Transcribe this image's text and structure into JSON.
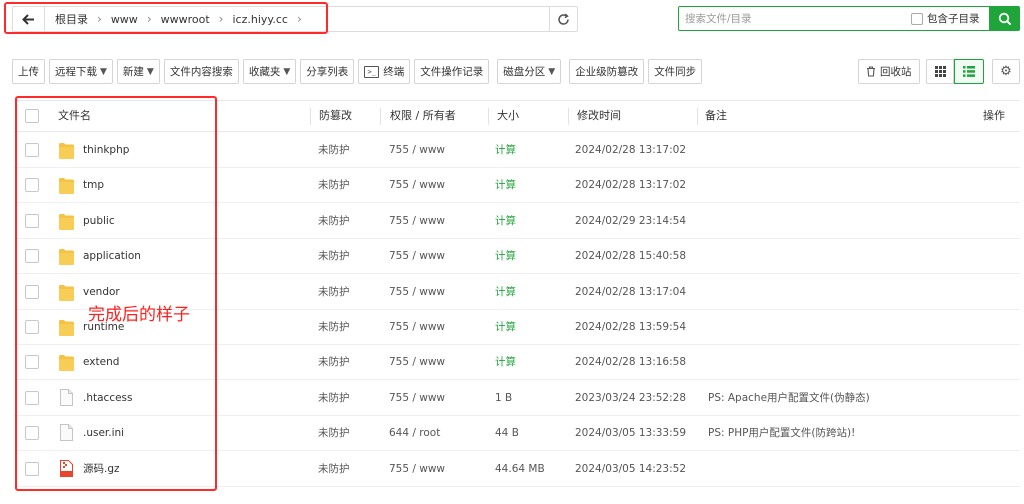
{
  "pathbar": {
    "crumbs": [
      "根目录",
      "www",
      "wwwroot",
      "icz.hiyy.cc"
    ]
  },
  "search": {
    "placeholder": "搜索文件/目录",
    "include_subdir_label": "包含子目录"
  },
  "toolbar": {
    "upload": "上传",
    "remote_download": "远程下载",
    "new": "新建",
    "content_search": "文件内容搜索",
    "favorites": "收藏夹",
    "share_list": "分享列表",
    "terminal": "终端",
    "operation_log": "文件操作记录",
    "disk_partition": "磁盘分区",
    "tamper_proof": "企业级防篡改",
    "file_sync": "文件同步",
    "recycle_bin": "回收站"
  },
  "table": {
    "headers": {
      "name": "文件名",
      "tamper": "防篡改",
      "perm_owner": "权限 / 所有者",
      "size": "大小",
      "mtime": "修改时间",
      "remark": "备注",
      "ops": "操作"
    },
    "rows": [
      {
        "name": "thinkphp",
        "type": "folder",
        "tamper": "未防护",
        "perm": "755 / www",
        "size": "计算",
        "mtime": "2024/02/28 13:17:02",
        "remark": ""
      },
      {
        "name": "tmp",
        "type": "folder",
        "tamper": "未防护",
        "perm": "755 / www",
        "size": "计算",
        "mtime": "2024/02/28 13:17:02",
        "remark": ""
      },
      {
        "name": "public",
        "type": "folder",
        "tamper": "未防护",
        "perm": "755 / www",
        "size": "计算",
        "mtime": "2024/02/29 23:14:54",
        "remark": ""
      },
      {
        "name": "application",
        "type": "folder",
        "tamper": "未防护",
        "perm": "755 / www",
        "size": "计算",
        "mtime": "2024/02/28 15:40:58",
        "remark": ""
      },
      {
        "name": "vendor",
        "type": "folder",
        "tamper": "未防护",
        "perm": "755 / www",
        "size": "计算",
        "mtime": "2024/02/28 13:17:04",
        "remark": ""
      },
      {
        "name": "runtime",
        "type": "folder",
        "tamper": "未防护",
        "perm": "755 / www",
        "size": "计算",
        "mtime": "2024/02/28 13:59:54",
        "remark": ""
      },
      {
        "name": "extend",
        "type": "folder",
        "tamper": "未防护",
        "perm": "755 / www",
        "size": "计算",
        "mtime": "2024/02/28 13:16:58",
        "remark": ""
      },
      {
        "name": ".htaccess",
        "type": "file",
        "tamper": "未防护",
        "perm": "755 / www",
        "size": "1 B",
        "mtime": "2023/03/24 23:52:28",
        "remark": "PS: Apache用户配置文件(伪静态)"
      },
      {
        "name": ".user.ini",
        "type": "file",
        "tamper": "未防护",
        "perm": "644 / root",
        "size": "44 B",
        "mtime": "2024/03/05 13:33:59",
        "remark": "PS: PHP用户配置文件(防跨站)!"
      },
      {
        "name": "源码.gz",
        "type": "archive",
        "tamper": "未防护",
        "perm": "755 / www",
        "size": "44.64 MB",
        "mtime": "2024/03/05 14:23:52",
        "remark": ""
      }
    ]
  },
  "annotation": "完成后的样子",
  "colors": {
    "accent": "#20a53a",
    "highlight": "#ff2a2a",
    "folder": "#f5c243",
    "archive": "#e8452c"
  }
}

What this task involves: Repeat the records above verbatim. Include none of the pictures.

The completed task:
Transcribe this image's text and structure into JSON.
{
  "pathbar": {
    "crumbs": [
      "根目录",
      "www",
      "wwwroot",
      "icz.hiyy.cc"
    ]
  },
  "search": {
    "placeholder": "搜索文件/目录",
    "include_subdir_label": "包含子目录"
  },
  "toolbar": {
    "upload": "上传",
    "remote_download": "远程下载",
    "new": "新建",
    "content_search": "文件内容搜索",
    "favorites": "收藏夹",
    "share_list": "分享列表",
    "terminal": "终端",
    "operation_log": "文件操作记录",
    "disk_partition": "磁盘分区",
    "tamper_proof": "企业级防篡改",
    "file_sync": "文件同步",
    "recycle_bin": "回收站"
  },
  "table": {
    "headers": {
      "name": "文件名",
      "tamper": "防篡改",
      "perm_owner": "权限 / 所有者",
      "size": "大小",
      "mtime": "修改时间",
      "remark": "备注",
      "ops": "操作"
    },
    "rows": [
      {
        "name": "thinkphp",
        "type": "folder",
        "tamper": "未防护",
        "perm": "755 / www",
        "size": "计算",
        "mtime": "2024/02/28 13:17:02",
        "remark": ""
      },
      {
        "name": "tmp",
        "type": "folder",
        "tamper": "未防护",
        "perm": "755 / www",
        "size": "计算",
        "mtime": "2024/02/28 13:17:02",
        "remark": ""
      },
      {
        "name": "public",
        "type": "folder",
        "tamper": "未防护",
        "perm": "755 / www",
        "size": "计算",
        "mtime": "2024/02/29 23:14:54",
        "remark": ""
      },
      {
        "name": "application",
        "type": "folder",
        "tamper": "未防护",
        "perm": "755 / www",
        "size": "计算",
        "mtime": "2024/02/28 15:40:58",
        "remark": ""
      },
      {
        "name": "vendor",
        "type": "folder",
        "tamper": "未防护",
        "perm": "755 / www",
        "size": "计算",
        "mtime": "2024/02/28 13:17:04",
        "remark": ""
      },
      {
        "name": "runtime",
        "type": "folder",
        "tamper": "未防护",
        "perm": "755 / www",
        "size": "计算",
        "mtime": "2024/02/28 13:59:54",
        "remark": ""
      },
      {
        "name": "extend",
        "type": "folder",
        "tamper": "未防护",
        "perm": "755 / www",
        "size": "计算",
        "mtime": "2024/02/28 13:16:58",
        "remark": ""
      },
      {
        "name": ".htaccess",
        "type": "file",
        "tamper": "未防护",
        "perm": "755 / www",
        "size": "1 B",
        "mtime": "2023/03/24 23:52:28",
        "remark": "PS: Apache用户配置文件(伪静态)"
      },
      {
        "name": ".user.ini",
        "type": "file",
        "tamper": "未防护",
        "perm": "644 / root",
        "size": "44 B",
        "mtime": "2024/03/05 13:33:59",
        "remark": "PS: PHP用户配置文件(防跨站)!"
      },
      {
        "name": "源码.gz",
        "type": "archive",
        "tamper": "未防护",
        "perm": "755 / www",
        "size": "44.64 MB",
        "mtime": "2024/03/05 14:23:52",
        "remark": ""
      }
    ]
  },
  "annotation": "完成后的样子",
  "colors": {
    "accent": "#20a53a",
    "highlight": "#ff2a2a",
    "folder": "#f5c243",
    "archive": "#e8452c"
  }
}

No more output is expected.